1. Hear them out and don't say anything until they are finished and you've had at least a few moments to think through the context and meat of their concerns.

2. As much as is possible, avoid responding over email or texting so that your tone is not confused (and so that you don't say things you'd never have the guts to say in person).

3. Hold their counsel up to Scripture. Even if they had in-Christlike intentions or tone is there anything in their content that the Spirit is using to correct?

4. If nothing else (even if their concerns are baseless and unkind) count it as an opportunity for the Lord to teach you humility and kindness. Christ endured far far far worse!

5. Remember it is not the end of the world if someone disagrees. It doesn't make them your enemy. It doesn't make them a reprobate. It doesn't mean you are a martyr-- so don't feel so sorry for yourself.

6. If their perception isn't reality analyze how you might be creating an inaccurate perception and correct that.

7. Be willing to invest time and friendship to foster clarity. Answer their questions with transparency and be ready to defend what you believe and what you do with Scripture.

8. Keep in mind it is possible you might be wrong.

9. Aim to please Christ. Those who likewise want to please Christ will be pleased but more importantly, He is our Lord and deserves that devotion.

Tuesday, December 6, 2011

Tuesday Hodge-Podge (12-6-11)

  • This is an excellent article from an unlikely media source.

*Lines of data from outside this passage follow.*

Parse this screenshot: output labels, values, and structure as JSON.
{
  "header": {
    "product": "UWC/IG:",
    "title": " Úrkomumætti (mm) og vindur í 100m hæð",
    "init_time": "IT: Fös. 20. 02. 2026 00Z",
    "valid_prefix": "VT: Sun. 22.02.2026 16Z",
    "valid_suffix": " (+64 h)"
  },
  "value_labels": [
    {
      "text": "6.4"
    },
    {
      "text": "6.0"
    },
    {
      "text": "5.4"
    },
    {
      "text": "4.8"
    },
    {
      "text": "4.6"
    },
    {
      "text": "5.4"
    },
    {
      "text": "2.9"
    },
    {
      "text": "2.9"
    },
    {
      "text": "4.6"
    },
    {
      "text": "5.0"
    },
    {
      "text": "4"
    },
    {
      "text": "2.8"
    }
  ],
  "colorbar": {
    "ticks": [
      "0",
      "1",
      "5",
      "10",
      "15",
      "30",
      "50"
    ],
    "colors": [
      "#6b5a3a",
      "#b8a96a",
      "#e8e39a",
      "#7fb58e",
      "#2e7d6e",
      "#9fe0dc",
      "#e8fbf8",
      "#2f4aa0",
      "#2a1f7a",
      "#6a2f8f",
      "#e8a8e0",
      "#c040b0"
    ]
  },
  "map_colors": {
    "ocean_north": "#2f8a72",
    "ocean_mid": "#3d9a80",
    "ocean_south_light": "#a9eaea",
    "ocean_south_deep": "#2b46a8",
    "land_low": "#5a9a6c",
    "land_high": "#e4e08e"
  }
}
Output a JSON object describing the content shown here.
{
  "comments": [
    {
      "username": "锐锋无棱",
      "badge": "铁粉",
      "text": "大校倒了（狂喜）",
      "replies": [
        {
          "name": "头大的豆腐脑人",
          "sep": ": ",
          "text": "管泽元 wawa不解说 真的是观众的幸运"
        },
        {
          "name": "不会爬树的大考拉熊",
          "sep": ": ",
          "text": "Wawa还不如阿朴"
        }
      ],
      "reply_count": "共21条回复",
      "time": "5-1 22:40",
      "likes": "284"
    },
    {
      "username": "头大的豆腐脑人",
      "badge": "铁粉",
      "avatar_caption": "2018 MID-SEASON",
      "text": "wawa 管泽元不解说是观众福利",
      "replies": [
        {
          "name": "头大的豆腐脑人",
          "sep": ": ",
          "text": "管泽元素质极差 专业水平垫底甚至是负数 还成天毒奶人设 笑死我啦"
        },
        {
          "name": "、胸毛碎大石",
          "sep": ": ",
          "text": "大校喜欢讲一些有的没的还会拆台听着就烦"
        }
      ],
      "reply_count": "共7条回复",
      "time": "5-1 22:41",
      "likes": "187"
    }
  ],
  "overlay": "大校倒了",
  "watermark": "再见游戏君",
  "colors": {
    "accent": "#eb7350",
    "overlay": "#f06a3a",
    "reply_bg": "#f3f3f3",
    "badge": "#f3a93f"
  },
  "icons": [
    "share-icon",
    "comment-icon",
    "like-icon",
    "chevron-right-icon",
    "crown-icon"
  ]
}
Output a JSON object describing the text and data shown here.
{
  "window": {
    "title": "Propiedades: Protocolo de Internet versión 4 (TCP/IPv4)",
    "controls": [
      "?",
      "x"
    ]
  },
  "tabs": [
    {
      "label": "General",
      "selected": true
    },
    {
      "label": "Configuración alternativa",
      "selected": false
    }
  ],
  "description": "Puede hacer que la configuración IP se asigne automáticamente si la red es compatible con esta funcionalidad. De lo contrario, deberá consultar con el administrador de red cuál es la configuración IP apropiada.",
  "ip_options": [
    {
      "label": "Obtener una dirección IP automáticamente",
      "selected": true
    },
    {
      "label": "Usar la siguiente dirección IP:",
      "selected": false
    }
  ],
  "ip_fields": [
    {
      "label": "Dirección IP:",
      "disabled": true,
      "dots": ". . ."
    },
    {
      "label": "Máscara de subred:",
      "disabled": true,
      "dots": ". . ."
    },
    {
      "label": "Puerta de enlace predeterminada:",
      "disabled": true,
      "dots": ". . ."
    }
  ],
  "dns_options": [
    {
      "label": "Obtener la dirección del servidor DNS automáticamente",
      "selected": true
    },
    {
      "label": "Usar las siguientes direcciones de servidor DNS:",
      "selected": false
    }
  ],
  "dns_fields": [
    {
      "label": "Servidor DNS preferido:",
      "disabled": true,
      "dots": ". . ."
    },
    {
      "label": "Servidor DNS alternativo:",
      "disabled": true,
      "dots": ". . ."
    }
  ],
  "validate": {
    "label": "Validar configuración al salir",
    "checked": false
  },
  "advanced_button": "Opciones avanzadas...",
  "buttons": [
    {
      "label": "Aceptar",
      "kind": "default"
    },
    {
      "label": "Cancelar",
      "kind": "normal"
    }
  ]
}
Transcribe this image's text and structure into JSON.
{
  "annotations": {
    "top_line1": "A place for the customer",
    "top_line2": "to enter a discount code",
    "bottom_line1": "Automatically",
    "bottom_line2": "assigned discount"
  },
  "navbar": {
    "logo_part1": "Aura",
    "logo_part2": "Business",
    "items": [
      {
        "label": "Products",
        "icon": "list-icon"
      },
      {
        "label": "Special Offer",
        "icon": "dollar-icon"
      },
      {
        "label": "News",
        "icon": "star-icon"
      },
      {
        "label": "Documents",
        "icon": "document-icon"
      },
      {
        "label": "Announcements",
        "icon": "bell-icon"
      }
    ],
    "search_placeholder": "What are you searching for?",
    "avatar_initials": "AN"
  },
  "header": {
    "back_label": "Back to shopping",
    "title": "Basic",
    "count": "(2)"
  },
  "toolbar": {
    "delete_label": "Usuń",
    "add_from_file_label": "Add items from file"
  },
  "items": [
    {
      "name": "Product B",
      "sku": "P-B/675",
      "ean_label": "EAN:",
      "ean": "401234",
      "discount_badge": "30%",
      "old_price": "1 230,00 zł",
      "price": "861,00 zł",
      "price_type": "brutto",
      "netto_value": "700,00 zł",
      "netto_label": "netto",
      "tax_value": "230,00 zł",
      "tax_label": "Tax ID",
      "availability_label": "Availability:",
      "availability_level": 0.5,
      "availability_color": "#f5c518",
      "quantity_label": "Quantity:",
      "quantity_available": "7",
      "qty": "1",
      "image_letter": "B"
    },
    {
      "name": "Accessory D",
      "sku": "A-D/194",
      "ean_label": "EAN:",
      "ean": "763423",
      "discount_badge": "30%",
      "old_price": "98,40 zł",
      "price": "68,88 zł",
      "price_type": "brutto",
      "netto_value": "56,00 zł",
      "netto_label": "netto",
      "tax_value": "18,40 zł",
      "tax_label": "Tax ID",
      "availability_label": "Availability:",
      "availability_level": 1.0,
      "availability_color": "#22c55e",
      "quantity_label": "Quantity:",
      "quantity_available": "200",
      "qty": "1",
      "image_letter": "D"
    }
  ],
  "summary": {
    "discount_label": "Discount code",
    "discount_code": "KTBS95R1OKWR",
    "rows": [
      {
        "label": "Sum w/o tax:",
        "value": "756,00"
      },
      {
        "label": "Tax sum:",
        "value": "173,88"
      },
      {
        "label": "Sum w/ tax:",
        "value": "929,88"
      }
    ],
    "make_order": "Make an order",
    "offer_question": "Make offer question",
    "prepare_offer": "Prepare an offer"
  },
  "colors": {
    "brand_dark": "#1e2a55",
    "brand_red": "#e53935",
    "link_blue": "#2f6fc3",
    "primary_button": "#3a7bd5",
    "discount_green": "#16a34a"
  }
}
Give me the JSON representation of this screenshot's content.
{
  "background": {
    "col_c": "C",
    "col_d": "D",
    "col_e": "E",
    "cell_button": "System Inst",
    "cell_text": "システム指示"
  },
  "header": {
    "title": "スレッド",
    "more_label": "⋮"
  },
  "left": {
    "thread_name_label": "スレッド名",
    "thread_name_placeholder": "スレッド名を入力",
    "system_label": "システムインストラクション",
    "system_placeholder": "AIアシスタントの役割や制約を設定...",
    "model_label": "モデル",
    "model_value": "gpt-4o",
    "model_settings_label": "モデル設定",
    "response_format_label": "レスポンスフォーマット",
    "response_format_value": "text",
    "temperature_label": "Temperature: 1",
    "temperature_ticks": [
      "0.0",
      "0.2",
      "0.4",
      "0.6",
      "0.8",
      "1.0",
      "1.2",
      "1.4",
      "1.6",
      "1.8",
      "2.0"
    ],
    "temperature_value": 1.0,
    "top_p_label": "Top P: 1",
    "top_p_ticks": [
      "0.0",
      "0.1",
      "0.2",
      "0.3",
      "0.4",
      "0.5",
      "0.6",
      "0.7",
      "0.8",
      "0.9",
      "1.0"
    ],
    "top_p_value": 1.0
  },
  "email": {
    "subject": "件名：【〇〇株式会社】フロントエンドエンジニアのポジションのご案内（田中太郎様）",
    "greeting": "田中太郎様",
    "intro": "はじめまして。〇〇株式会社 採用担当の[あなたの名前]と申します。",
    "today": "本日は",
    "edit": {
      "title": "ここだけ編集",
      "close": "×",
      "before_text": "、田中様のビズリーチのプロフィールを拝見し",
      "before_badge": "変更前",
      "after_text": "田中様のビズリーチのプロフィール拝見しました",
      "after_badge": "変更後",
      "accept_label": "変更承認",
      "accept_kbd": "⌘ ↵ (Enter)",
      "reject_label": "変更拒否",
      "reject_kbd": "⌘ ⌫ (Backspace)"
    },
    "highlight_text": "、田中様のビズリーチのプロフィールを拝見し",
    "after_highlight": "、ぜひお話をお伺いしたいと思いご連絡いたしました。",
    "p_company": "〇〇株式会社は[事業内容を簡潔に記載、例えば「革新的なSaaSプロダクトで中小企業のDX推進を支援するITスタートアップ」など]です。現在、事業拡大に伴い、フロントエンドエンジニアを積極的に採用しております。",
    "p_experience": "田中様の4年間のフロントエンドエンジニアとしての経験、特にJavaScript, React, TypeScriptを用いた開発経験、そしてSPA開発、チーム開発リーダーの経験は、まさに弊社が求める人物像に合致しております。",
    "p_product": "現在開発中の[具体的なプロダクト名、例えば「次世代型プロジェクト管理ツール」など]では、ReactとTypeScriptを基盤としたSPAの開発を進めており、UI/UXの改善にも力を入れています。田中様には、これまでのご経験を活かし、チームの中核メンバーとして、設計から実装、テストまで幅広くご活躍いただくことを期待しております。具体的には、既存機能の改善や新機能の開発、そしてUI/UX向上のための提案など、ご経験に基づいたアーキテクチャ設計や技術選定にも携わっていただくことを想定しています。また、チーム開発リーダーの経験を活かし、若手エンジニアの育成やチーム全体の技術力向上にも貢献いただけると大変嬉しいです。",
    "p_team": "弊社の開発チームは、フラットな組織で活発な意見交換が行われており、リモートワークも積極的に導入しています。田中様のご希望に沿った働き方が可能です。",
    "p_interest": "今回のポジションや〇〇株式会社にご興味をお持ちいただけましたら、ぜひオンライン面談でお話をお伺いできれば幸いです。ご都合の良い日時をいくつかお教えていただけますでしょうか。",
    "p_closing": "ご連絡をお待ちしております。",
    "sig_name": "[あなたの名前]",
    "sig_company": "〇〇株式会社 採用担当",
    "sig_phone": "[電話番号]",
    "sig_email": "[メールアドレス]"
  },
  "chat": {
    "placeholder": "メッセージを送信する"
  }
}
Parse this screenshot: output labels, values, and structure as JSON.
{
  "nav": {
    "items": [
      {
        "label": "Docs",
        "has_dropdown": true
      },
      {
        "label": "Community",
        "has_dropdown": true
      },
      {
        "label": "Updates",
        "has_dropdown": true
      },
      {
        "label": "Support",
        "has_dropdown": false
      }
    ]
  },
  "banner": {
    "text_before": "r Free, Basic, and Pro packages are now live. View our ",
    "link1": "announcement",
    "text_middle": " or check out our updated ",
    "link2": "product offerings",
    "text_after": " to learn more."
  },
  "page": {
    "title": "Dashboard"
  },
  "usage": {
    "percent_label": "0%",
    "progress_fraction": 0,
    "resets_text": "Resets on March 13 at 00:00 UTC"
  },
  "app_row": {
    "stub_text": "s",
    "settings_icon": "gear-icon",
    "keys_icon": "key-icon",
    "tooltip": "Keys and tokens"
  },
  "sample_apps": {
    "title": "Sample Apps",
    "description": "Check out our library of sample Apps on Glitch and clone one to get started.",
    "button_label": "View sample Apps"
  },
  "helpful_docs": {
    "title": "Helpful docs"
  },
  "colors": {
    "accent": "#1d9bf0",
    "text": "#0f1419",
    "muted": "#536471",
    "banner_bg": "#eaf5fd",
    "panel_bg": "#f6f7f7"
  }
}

It is titled "How to Shrink Your Church".
  • I remember reading a book that argued churches should operate like Starbucks- the supposed model for the "third place". Maybe not such good counsel after all...
  • Michael Patton talks about the trouble with C.S. Lewis and explains what it has to do with Rob Bell.
  • We need to guard against idol worship with celebrity preachers (even the good ones) but it is good to listen to those who have proven to be faithful expositors- like these.
  • I came across this a while back but forgot to link to it... some well-thought-out tips on memorizing (like Scripture, hint hint) from an expert.

Saturday, December 3, 2011

It is Star Wars Saturday!

Just for fun... no redeeming value... except some good laughs!

Friday, December 2, 2011

How are you applying the "3-hour-a-day" rule?

Jim Hamilton has an excellent post to challenge mastering the Biblical languages. In the challenge there is also the sobering reality of what it takes to master anything. He cites Malcolm Gladwell and the "3-hour-a-day" rule to master anything. In essence if you want to be really excellent at something it will require you to devote 3 hours a day to it. We are willing to work at a lot for a "pay off" (jobs, hobbies, etc) but assume things like our growth in Christ, our marriage (or relationships with children), our evangelistic faithfulness, and our church fellowship should just happen with little effort. Wrong!

What of those things I just mentioned do you dedicate at least 3 hours a day to? This is convicting to me! On the flip side the average person watches 4 hours of television a day. What in those programs is being mastered in your life? If you are devoting that kind of time to it then you will master it, like it or not. We need to think about what we are devoting ourselves to, what we need to abandon or limit, and what we need to be devoting our minds and time toward to excel to the glory of God!
There was an error in this gadget